What’s the best time to visit?

A lot of times, weather can dictate when it makes the most sense to visit a particular national park.

Plus, depending on the types of activities you’re hoping to take part in, seasonality will be a huge factor in whether those things are even available.

Grand Canyon National Park Weather Considerations

Grand Canyon National Park is one of the most popular tourist destinations in the United States. And it’s no wonder, with its stunning views and rich history. But when is the best time to visit Grand Canyon National Park? The answer depends on what you’re looking for. If you’re hoping to catch a glimpse of the wildflowers that blanket the canyon floor each spring, then March or April is the best time to go. However, if you’re not a fan of crowds, you may want to avoid peak season (July and August), when the park is busiest. December through February is considered the off-season at Grand Canyon National Park, so you may find lower prices and fewer crowds during these months. But keep in mind that the weather can be cold and snowy at this time of year. So, when it comes to Grand Canyon National Park weather, there is no one-size-fits-all answer. It really depends on what you’re looking for in a vacation.

Great Smoky Mountains National Park Weather Considerations

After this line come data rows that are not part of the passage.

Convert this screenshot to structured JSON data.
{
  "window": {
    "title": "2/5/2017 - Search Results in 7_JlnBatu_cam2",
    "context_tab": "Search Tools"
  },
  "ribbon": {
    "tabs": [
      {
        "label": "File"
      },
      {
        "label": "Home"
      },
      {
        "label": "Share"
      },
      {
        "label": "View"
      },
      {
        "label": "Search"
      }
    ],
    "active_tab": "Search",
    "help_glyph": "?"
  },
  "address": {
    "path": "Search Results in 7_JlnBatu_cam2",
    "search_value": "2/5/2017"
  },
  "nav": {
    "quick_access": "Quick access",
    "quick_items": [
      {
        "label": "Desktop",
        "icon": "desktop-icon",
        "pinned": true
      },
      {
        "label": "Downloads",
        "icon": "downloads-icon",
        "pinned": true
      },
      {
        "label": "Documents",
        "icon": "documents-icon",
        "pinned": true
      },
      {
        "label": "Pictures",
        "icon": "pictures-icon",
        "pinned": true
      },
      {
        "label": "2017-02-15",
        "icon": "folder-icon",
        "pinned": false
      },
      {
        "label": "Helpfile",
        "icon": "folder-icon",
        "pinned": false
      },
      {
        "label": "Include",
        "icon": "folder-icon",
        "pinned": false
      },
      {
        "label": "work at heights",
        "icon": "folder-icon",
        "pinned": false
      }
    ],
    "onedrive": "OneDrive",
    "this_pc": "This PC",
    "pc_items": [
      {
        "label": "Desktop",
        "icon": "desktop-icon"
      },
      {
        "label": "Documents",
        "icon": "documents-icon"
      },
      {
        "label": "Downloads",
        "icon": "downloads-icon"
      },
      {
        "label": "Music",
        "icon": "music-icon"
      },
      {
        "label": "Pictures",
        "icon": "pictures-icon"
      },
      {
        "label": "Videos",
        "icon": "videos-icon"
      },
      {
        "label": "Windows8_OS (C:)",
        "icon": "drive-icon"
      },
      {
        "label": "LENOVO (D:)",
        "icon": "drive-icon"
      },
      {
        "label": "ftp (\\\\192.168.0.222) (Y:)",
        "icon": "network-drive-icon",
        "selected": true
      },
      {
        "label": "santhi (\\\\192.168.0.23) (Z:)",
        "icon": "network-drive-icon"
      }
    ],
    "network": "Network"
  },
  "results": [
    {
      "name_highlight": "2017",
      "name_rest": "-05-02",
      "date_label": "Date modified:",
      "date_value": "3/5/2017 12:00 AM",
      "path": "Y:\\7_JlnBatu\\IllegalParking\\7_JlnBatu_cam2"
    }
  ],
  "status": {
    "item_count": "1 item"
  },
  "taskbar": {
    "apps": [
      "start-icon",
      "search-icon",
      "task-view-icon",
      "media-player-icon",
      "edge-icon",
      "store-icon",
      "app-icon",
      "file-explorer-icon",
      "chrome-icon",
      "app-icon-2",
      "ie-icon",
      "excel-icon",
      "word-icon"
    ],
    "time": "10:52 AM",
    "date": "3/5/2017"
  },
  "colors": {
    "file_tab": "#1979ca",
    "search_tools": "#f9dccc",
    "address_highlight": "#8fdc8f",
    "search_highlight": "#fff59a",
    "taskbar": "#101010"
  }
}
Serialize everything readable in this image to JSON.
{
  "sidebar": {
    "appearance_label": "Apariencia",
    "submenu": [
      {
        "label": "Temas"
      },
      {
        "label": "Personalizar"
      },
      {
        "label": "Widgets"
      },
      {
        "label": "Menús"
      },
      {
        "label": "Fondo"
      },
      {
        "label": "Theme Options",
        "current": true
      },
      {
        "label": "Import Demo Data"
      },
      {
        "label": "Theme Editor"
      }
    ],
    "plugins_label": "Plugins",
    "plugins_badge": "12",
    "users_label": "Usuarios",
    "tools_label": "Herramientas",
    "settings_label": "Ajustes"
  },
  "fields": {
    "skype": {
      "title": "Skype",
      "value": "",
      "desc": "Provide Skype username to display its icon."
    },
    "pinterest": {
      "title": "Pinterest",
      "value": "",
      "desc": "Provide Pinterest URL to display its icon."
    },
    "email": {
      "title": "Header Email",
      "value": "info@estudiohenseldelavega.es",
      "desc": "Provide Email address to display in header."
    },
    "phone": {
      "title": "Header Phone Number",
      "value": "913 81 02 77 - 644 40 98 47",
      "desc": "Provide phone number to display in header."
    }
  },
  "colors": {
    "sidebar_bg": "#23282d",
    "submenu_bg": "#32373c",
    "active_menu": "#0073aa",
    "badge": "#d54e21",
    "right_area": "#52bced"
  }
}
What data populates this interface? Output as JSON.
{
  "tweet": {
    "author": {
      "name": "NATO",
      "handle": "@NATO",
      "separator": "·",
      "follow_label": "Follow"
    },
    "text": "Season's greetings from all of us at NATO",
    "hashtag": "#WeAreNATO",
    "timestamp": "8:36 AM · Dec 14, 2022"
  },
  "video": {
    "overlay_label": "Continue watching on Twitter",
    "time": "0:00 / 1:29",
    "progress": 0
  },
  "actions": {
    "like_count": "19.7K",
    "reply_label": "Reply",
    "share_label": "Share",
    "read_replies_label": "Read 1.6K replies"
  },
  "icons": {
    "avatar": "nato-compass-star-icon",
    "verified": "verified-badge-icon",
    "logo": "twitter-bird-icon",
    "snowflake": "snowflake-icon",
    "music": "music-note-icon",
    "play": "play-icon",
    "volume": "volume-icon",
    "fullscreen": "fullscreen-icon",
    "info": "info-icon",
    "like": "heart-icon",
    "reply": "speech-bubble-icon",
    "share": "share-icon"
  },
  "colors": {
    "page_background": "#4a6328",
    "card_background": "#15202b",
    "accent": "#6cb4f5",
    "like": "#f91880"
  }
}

Great Smoky Mountains National Park is a beautiful place to visit any time of year. However, the weather can vary significantly depending on the season. In the winter, the temperatures can dip well below freezing, and the roads may be covered in ice and snow. Spring is a great time to visit, as the temperatures are milder and the flowers are in bloom. However, visitors should be aware that thunderstorms are common in the spring. Summer is the busiest time of year at Great Smoky Mountains National Park, as the weather is warm and sunny. However, visitors should be prepared for occasional afternoon showers. Fall is another great time to visit Great Smoky Mountains National Park, as the leaves change color and the crowds thin out. However, visitors should be aware that cold weather can arrive early in the fall, so it’s important to pack a jacket.